Proposed Amendments to the Professional Misconduct Regulations are Coming Soon
By Naakai Garnette, Director of Professional Conduct
In Fall 2018, CMTO’s Council will consider changes to CMTO’s Professional Misconduct regulations (O. Reg. 544/94). The proposed changes are intended to clarify expectations around professional conduct and will ensure that CMTO’s requirements for Massage Therapists (MTs) are consistent with other regulated health professionals in Ontario.
CMTO regulates Massage Therapy in the public interest under the authority of the Regulated Health Professions Act,1991 (“RHPA”) and the Massage Therapy Act,1991. The General Regulation (which contains provisions for professional misconduct) is derived from these Acts and has a section (Part VIII) that defines professional misconduct for MTs in Ontario.
The Professional Misconduct provisions set out the minimum expectations of integrity, client-centered care and professionalism expected of MTs. Professional misconduct is conduct that falls below the minimum expectations of these professional standards, as well as other legal and ethical standards.
Certain acts of misconduct are considered so serious that procedures for handling them are prescribed in the RHPA itself. For instance, the RHPA defines being found guilty of an offense relevant to a registrant’s suitability to practise as professional misconduct. Sexual abuse of a client is also specified in the RHPA as professional misconduct, as is failing to cooperate with the Quality Assurance Committee.

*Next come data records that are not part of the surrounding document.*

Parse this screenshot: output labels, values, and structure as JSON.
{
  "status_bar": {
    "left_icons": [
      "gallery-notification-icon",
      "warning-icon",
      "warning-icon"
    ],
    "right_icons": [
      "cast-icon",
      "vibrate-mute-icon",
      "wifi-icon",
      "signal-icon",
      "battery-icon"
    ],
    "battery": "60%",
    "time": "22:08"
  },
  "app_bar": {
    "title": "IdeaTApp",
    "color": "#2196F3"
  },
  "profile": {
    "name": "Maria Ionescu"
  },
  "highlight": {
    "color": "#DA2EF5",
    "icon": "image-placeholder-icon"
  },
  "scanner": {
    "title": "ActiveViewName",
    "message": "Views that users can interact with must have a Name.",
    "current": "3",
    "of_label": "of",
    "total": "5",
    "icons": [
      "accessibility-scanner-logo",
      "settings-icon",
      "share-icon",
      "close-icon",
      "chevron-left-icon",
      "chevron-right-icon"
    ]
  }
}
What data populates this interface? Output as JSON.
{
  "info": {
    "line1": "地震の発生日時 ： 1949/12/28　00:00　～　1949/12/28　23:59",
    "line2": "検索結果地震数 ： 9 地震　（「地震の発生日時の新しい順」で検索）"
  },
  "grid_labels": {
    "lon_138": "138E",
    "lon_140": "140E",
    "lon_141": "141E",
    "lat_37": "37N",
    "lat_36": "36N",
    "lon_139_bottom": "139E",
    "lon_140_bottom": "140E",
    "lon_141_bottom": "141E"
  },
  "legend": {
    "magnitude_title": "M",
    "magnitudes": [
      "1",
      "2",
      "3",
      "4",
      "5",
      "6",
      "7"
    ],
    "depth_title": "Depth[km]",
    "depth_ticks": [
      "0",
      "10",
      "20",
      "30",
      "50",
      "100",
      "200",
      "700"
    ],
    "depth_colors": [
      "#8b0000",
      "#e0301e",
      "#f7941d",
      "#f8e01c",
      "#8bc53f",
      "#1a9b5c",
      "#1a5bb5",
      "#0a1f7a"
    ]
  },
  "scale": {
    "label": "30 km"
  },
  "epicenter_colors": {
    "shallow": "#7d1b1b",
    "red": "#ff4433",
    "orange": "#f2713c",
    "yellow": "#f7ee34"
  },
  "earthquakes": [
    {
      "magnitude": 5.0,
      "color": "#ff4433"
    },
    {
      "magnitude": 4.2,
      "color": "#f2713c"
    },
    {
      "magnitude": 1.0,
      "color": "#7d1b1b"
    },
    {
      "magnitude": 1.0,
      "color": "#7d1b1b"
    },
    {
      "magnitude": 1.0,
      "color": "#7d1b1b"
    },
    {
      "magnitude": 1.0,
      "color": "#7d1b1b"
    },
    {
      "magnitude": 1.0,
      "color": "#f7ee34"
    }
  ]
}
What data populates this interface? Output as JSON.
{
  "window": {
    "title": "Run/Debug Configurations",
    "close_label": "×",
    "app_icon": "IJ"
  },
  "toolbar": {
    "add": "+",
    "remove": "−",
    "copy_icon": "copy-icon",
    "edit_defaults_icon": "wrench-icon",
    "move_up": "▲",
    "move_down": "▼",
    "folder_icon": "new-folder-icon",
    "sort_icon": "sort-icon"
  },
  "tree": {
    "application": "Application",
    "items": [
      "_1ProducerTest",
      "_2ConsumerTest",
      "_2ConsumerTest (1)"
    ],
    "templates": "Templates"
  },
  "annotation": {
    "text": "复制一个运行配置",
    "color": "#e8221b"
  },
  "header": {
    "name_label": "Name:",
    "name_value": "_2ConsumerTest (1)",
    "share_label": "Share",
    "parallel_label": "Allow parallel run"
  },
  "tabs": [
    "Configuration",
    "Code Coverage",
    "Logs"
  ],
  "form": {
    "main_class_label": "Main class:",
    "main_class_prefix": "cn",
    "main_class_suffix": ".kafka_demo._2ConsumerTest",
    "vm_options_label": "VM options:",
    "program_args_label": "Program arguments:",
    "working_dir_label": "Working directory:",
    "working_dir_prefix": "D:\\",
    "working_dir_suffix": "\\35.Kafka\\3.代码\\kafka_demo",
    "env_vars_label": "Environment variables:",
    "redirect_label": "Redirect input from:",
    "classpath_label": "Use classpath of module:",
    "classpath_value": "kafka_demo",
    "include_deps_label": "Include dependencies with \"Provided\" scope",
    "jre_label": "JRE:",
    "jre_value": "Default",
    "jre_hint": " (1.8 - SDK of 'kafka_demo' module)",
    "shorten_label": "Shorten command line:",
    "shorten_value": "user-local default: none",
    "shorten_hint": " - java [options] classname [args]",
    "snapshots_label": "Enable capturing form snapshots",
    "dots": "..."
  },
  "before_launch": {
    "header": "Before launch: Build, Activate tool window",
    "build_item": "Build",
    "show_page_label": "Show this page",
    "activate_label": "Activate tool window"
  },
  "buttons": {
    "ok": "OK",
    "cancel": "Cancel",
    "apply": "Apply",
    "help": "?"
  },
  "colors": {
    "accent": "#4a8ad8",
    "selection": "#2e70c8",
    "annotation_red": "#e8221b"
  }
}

Although some definitions of professional misconduct are set out in the RHPA, health regulators in Ontario also have the ability to expand these provisions and identify provisions that are more specific to their profession.
CMTO’s current Professional Misconduct provisions cover a wide range of professional activities, from record-keeping to billing practices, as well as unacceptable conduct such as abuse of a client, and inappropriate use of titles.
In addition to the provisions of the Regulation, Massage Therapists also need to use their judgment in assessing what would constitute professional misconduct.
How the College Addresses Professional Misconduct
All health Colleges have a complaints and discipline process. Any complaint or other reported concern about the conduct of a registrant is screened by the Inquiries, Complaints and Reports Committee (ICRC). The ICRC sits in panels of at least two MTs and one public member of Council. The ICRC investigates the concern and then determines how the complaint or reported concern should be dealt with. The ICRC can decide to take no action, direct the registrant to engage in remediation activities or caution the registrant, or refer the concern to a separate committee, the Discipline Committee, for a full hearing.
The Professional Misconduct provisions are first applied by the ICRC in determining if a complaint or reported concern should be referred to the Discipline Committee. If a complaint or reported concern is referred to the Discipline Committee for a hearing, the Discipline Committee then applies the Professional Misconduct provisions to determine if findings of professional misconduct can be made.
A finding of professional misconduct by the Discipline Committee can result in serious orders (e.g., a fine, terms, conditions and limitations, suspension or even revocation of a registrant’s Certificate of Registration).
Once CMTO’s Council has reviewed and approved a draft updated Professional Misconduct Regulations, they will be circulated for your feedback. Please stay tuned for more information in the coming months.